However, until large, prospective, randomized clinical trials RCTs are available and a clear benefit of this routine additional screening is observed, no recommendation can be made for or against it. The presence of ASB in a pregnant woman is an absolute indication for initiation of the treatment. The benefits of such a strategy with bacteriological follow-up were summarized by Smaill and Vazquez for the Cochrane Library, on the basis of the of 14 RCTs, embracing pregnant women with ASB, in which the effects of different antibiotics given for different duration were compared to placebo or untreated groups [ 27 ].
Management of ASB in pregnancy consists of short-term, usually 5—7 days, oral antibiotic therapy [ 76 ]. Basic principles of management are presented in Table II. In the face of the rapidly developing antibiotic resistance, the current position is that the treatment should be based on microbial sensitivity testing.

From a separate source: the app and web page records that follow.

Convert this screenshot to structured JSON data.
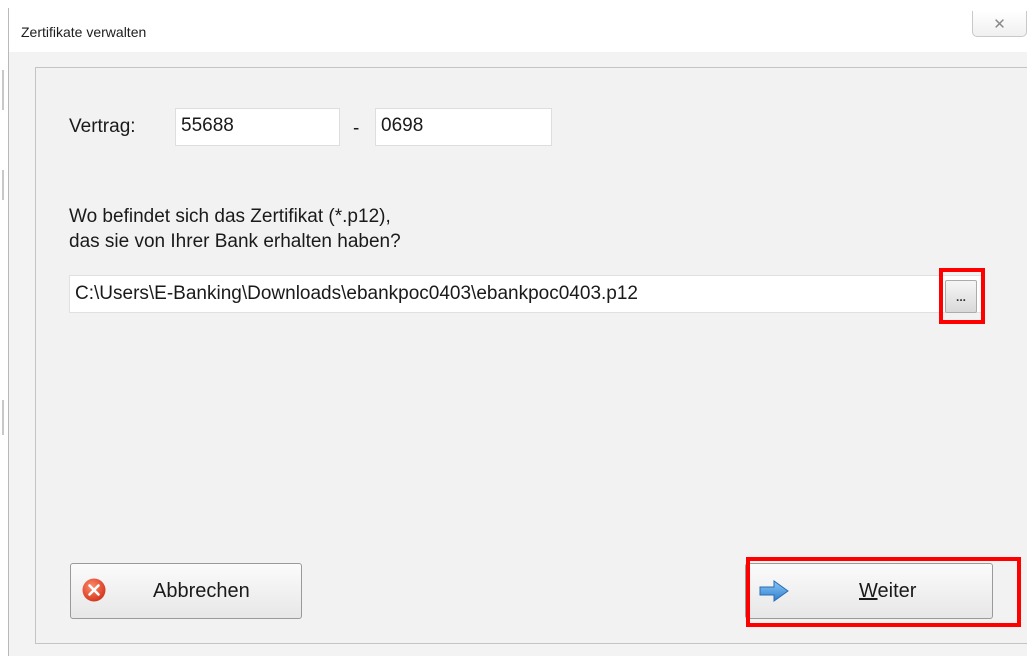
{
  "window": {
    "title": "Zertifikate verwalten"
  },
  "form": {
    "contract_label": "Vertrag:",
    "contract_number": "55688",
    "separator": "-",
    "contract_suffix": "0698",
    "question_line1": "Wo befindet sich das Zertifikat (*.p12),",
    "question_line2": "das sie von Ihrer Bank erhalten haben?",
    "certificate_path": "C:\\Users\\E-Banking\\Downloads\\ebankpoc0403\\ebankpoc0403.p12",
    "browse_label": "..."
  },
  "buttons": {
    "cancel_label": "Abbrechen",
    "next_label_prefix": "W",
    "next_label_rest": "eiter"
  },
  "icons": {
    "close": "close-icon",
    "cancel": "cancel-x-icon",
    "next": "arrow-right-icon"
  },
  "colors": {
    "highlight": "#ff0000",
    "arrow": "#3d8fd6",
    "cancel_icon": "#e0391e"
  }
}
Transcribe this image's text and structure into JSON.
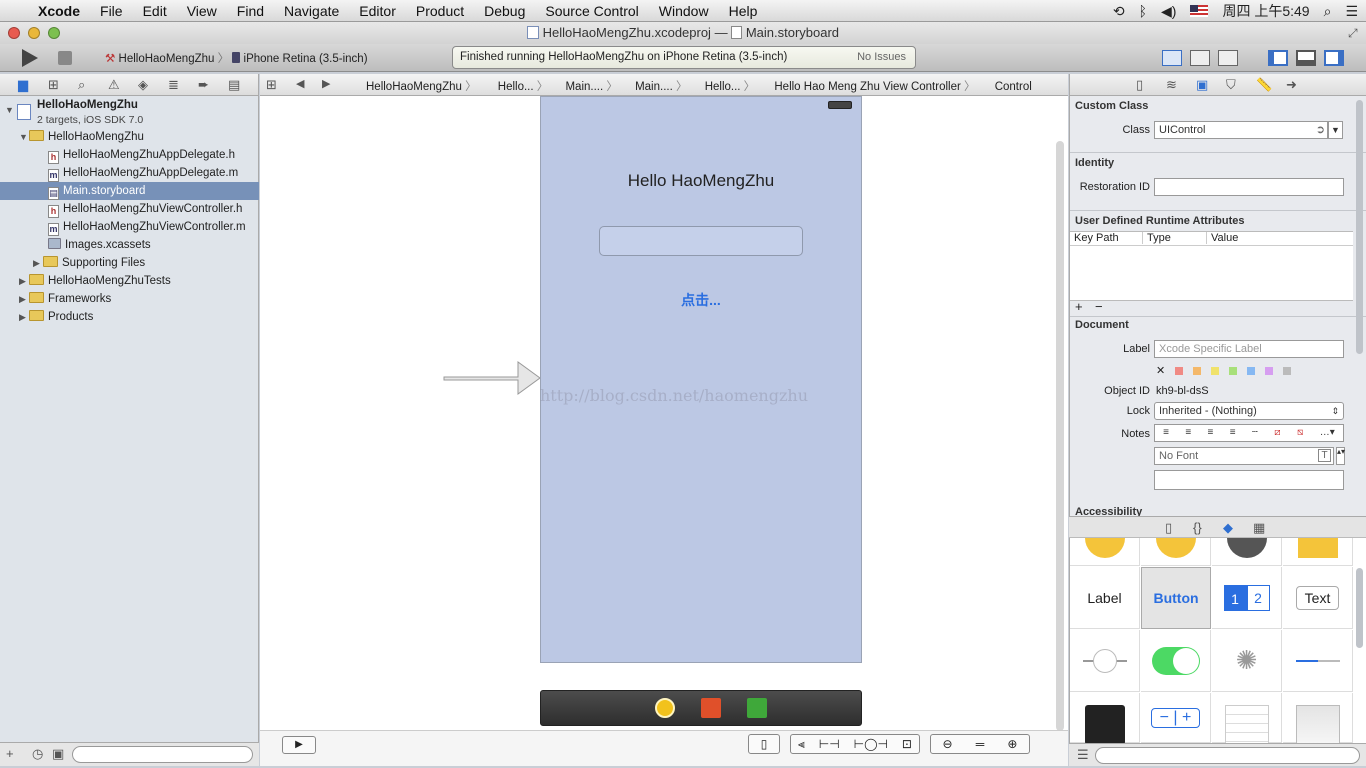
{
  "menubar": {
    "apple": "",
    "items": [
      "Xcode",
      "File",
      "Edit",
      "View",
      "Find",
      "Navigate",
      "Editor",
      "Product",
      "Debug",
      "Source Control",
      "Window",
      "Help"
    ],
    "clock": "周四 上午5:49"
  },
  "titlebar": {
    "project": "HelloHaoMengZhu.xcodeproj",
    "sep": "—",
    "file": "Main.storyboard"
  },
  "toolbar": {
    "scheme": "HelloHaoMengZhu",
    "device": "iPhone Retina (3.5-inch)",
    "status": "Finished running HelloHaoMengZhu on iPhone Retina (3.5-inch)",
    "issues": "No Issues"
  },
  "jumpbar": {
    "crumbs": [
      "HelloHaoMengZhu",
      "Hello...",
      "Main....",
      "Main....",
      "Hello...",
      "Hello Hao Meng Zhu View Controller",
      "Control"
    ]
  },
  "navigator": {
    "project_name": "HelloHaoMengZhu",
    "project_sub": "2 targets, iOS SDK 7.0",
    "items": [
      {
        "label": "HelloHaoMengZhu",
        "kind": "group"
      },
      {
        "label": "HelloHaoMengZhuAppDelegate.h",
        "kind": "h"
      },
      {
        "label": "HelloHaoMengZhuAppDelegate.m",
        "kind": "m"
      },
      {
        "label": "Main.storyboard",
        "kind": "sb"
      },
      {
        "label": "HelloHaoMengZhuViewController.h",
        "kind": "h"
      },
      {
        "label": "HelloHaoMengZhuViewController.m",
        "kind": "m"
      },
      {
        "label": "Images.xcassets",
        "kind": "assets"
      },
      {
        "label": "Supporting Files",
        "kind": "group"
      },
      {
        "label": "HelloHaoMengZhuTests",
        "kind": "group"
      },
      {
        "label": "Frameworks",
        "kind": "group"
      },
      {
        "label": "Products",
        "kind": "group"
      }
    ]
  },
  "scene": {
    "title_label": "Hello HaoMengZhu",
    "button_label": "点击...",
    "watermark": "http://blog.csdn.net/haomengzhu"
  },
  "inspector": {
    "custom_class_header": "Custom Class",
    "class_label": "Class",
    "class_value": "UIControl",
    "identity_header": "Identity",
    "restoration_label": "Restoration ID",
    "udra_header": "User Defined Runtime Attributes",
    "col_keypath": "Key Path",
    "col_type": "Type",
    "col_value": "Value",
    "document_header": "Document",
    "label_label": "Label",
    "label_placeholder": "Xcode Specific Label",
    "objectid_label": "Object ID",
    "objectid_value": "kh9-bl-dsS",
    "lock_label": "Lock",
    "lock_value": "Inherited - (Nothing)",
    "notes_label": "Notes",
    "font_placeholder": "No Font",
    "accessibility_header": "Accessibility"
  },
  "library": {
    "label_cell": "Label",
    "button_cell": "Button",
    "seg_1": "1",
    "seg_2": "2",
    "text_cell": "Text"
  },
  "colors": {
    "selection": "#7791b8",
    "scene_bg": "#bcc8e4",
    "ios_blue": "#2a6ee0",
    "switch_green": "#4cd964"
  }
}
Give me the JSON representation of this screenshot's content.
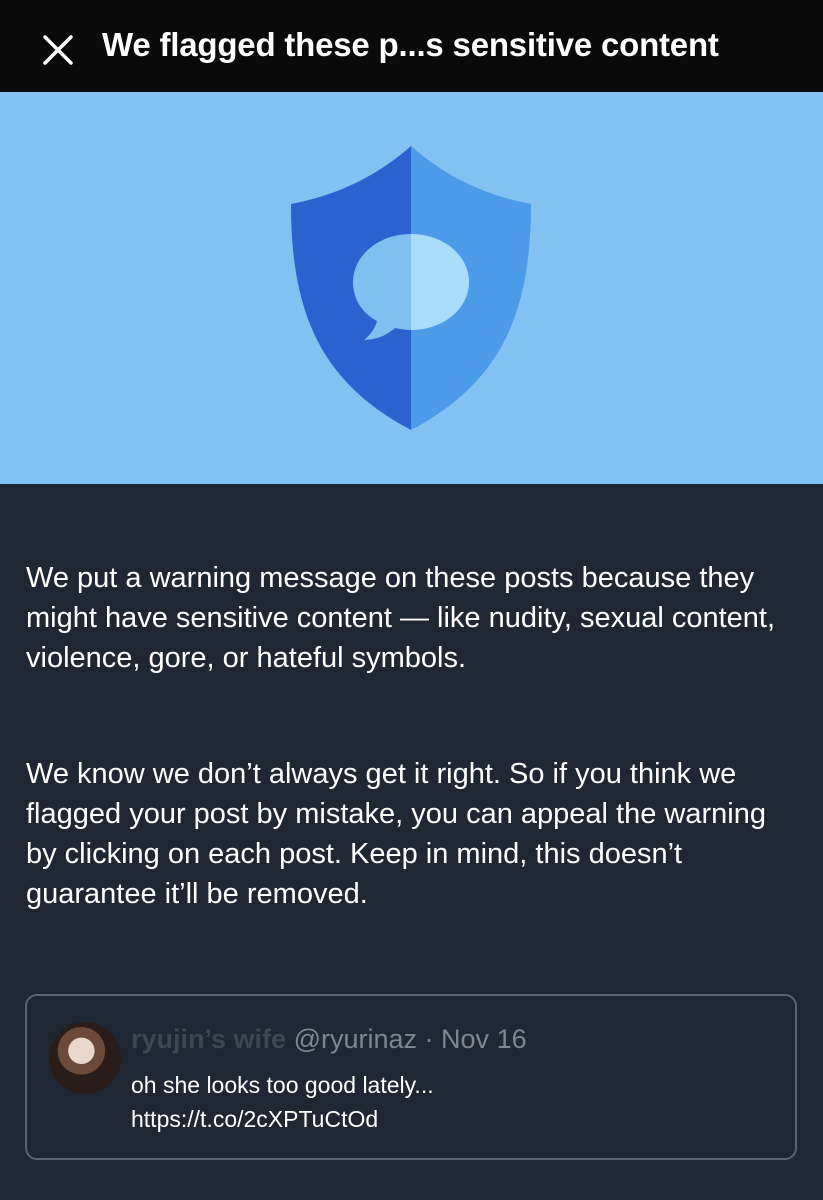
{
  "header": {
    "title": "We flagged these p...s sensitive content",
    "close_icon": "close-icon"
  },
  "hero": {
    "background": "#82c2f2",
    "illustration": "shield-chat-icon"
  },
  "content": {
    "paragraph1": "We put a warning message on these posts because they might have sensitive content — like nudity, sexual content, violence, gore, or hateful symbols.",
    "paragraph2": "We know we don’t always get it right. So if you think we flagged your post by mistake, you can appeal the warning by clicking on each post. Keep in mind, this doesn’t guarantee it’ll be removed."
  },
  "quoted_post": {
    "display_name": "ryujin’s wife",
    "handle": "@ryurinaz",
    "separator": "·",
    "date": "Nov 16",
    "text_line1": "oh she looks too good lately...",
    "text_line2": "https://t.co/2cXPTuCtOd"
  },
  "colors": {
    "background": "#1e2733",
    "topbar": "#0a0a0a",
    "shield_dark": "#2a62d0",
    "shield_light": "#4b9be8"
  }
}
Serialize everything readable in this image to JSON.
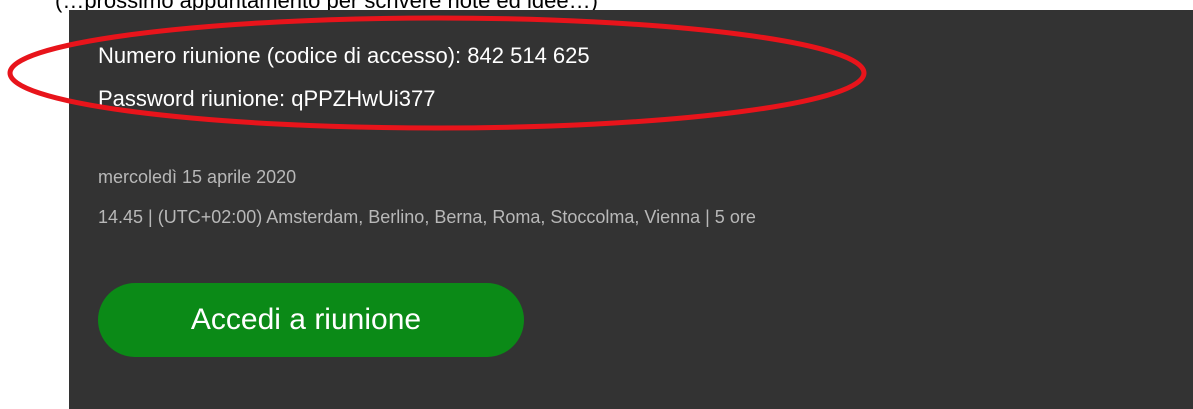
{
  "caption": {
    "text": "(…prossimo appuntamento per scrivere note ed idee…)"
  },
  "meeting": {
    "number_line": "Numero riunione (codice di accesso): 842 514 625",
    "password_line": "Password riunione: qPPZHwUi377",
    "date": "mercoledì 15 aprile 2020",
    "time_line": "14.45  |  (UTC+02:00) Amsterdam, Berlino, Berna, Roma, Stoccolma, Vienna  |  5 ore",
    "join_label": "Accedi a riunione"
  },
  "colors": {
    "panel_background": "#333333",
    "join_button": "#0b8a17",
    "highlight": "#e8141b",
    "secondary_text": "#b8b8b8"
  }
}
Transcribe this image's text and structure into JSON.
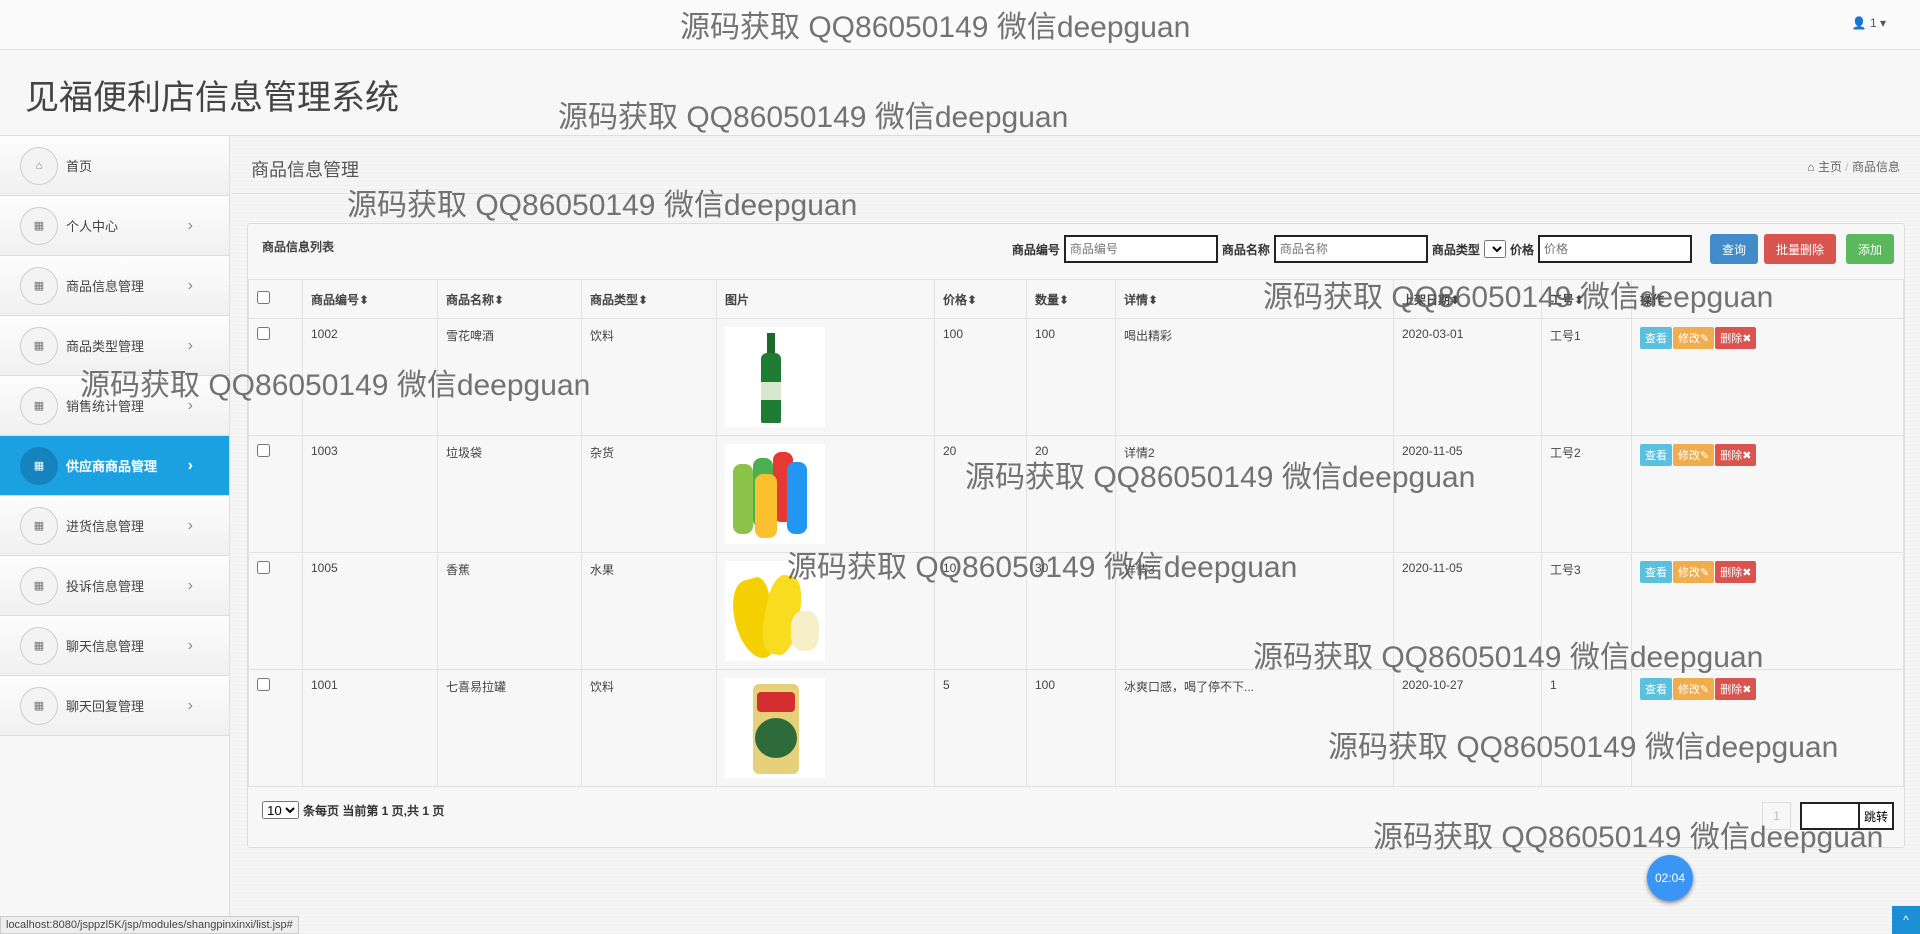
{
  "topbar": {
    "user": "1"
  },
  "header": {
    "title": "见福便利店信息管理系统"
  },
  "sidebar": {
    "items": [
      {
        "label": "首页",
        "icon": "home-icon",
        "chev": false
      },
      {
        "label": "个人中心",
        "icon": "grid-icon",
        "chev": true
      },
      {
        "label": "商品信息管理",
        "icon": "grid-icon",
        "chev": true
      },
      {
        "label": "商品类型管理",
        "icon": "grid-icon",
        "chev": true
      },
      {
        "label": "销售统计管理",
        "icon": "grid-icon",
        "chev": true
      },
      {
        "label": "供应商商品管理",
        "icon": "grid-icon",
        "chev": true,
        "active": true
      },
      {
        "label": "进货信息管理",
        "icon": "grid-icon",
        "chev": true
      },
      {
        "label": "投诉信息管理",
        "icon": "grid-icon",
        "chev": true
      },
      {
        "label": "聊天信息管理",
        "icon": "grid-icon",
        "chev": true
      },
      {
        "label": "聊天回复管理",
        "icon": "grid-icon",
        "chev": true
      }
    ]
  },
  "page": {
    "title": "商品信息管理",
    "breadcrumb_home": "主页",
    "breadcrumb_sep": "/",
    "breadcrumb_current": "商品信息"
  },
  "panel": {
    "title": "商品信息列表",
    "search": {
      "code_label": "商品编号",
      "code_placeholder": "商品编号",
      "name_label": "商品名称",
      "name_placeholder": "商品名称",
      "type_label": "商品类型",
      "price_label": "价格",
      "price_placeholder": "价格",
      "query": "查询",
      "batch_delete": "批量删除",
      "add": "添加"
    },
    "columns": [
      "商品编号",
      "商品名称",
      "商品类型",
      "图片",
      "价格",
      "数量",
      "详情",
      "上架日期",
      "工号",
      "操作"
    ],
    "rows": [
      {
        "code": "1002",
        "name": "雪花啤酒",
        "type": "饮料",
        "image": "beer-bottle",
        "price": "100",
        "qty": "100",
        "detail": "喝出精彩",
        "date": "2020-03-01",
        "staff": "工号1"
      },
      {
        "code": "1003",
        "name": "垃圾袋",
        "type": "杂货",
        "image": "trash-bags",
        "price": "20",
        "qty": "20",
        "detail": "详情2",
        "date": "2020-11-05",
        "staff": "工号2"
      },
      {
        "code": "1005",
        "name": "香蕉",
        "type": "水果",
        "image": "bananas",
        "price": "10",
        "qty": "30",
        "detail": "详情3",
        "date": "2020-11-05",
        "staff": "工号3"
      },
      {
        "code": "1001",
        "name": "七喜易拉罐",
        "type": "饮料",
        "image": "soda-can",
        "price": "5",
        "qty": "100",
        "detail": "冰爽口感，喝了停不下...",
        "date": "2020-10-27",
        "staff": "1"
      }
    ],
    "actions": {
      "view": "查看",
      "edit": "修改",
      "delete": "删除"
    },
    "footer": {
      "page_size": "10",
      "info": "条每页 当前第 1 页,共 1 页",
      "page": "1",
      "jump": "跳转"
    }
  },
  "watermark": "源码获取 QQ86050149 微信deepguan",
  "timer": "02:04",
  "status_url": "localhost:8080/jsppzl5K/jsp/modules/shangpinxinxi/list.jsp#",
  "colors": {
    "accent": "#1ba1e2",
    "info": "#5bc0de",
    "warning": "#f0ad4e",
    "danger": "#d9534f",
    "primary": "#428bca",
    "success": "#5cb85c"
  }
}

Recently, a growing of authors suggest that a reasonable first choice drug in the second and third trimester is the old and almost forgotten nitrofurantoin [ 80 — 82 ]. Kashanian et al. Out of 10 cultures in which E. The same approach is recommended for women who had a infant with invasive GBS disease.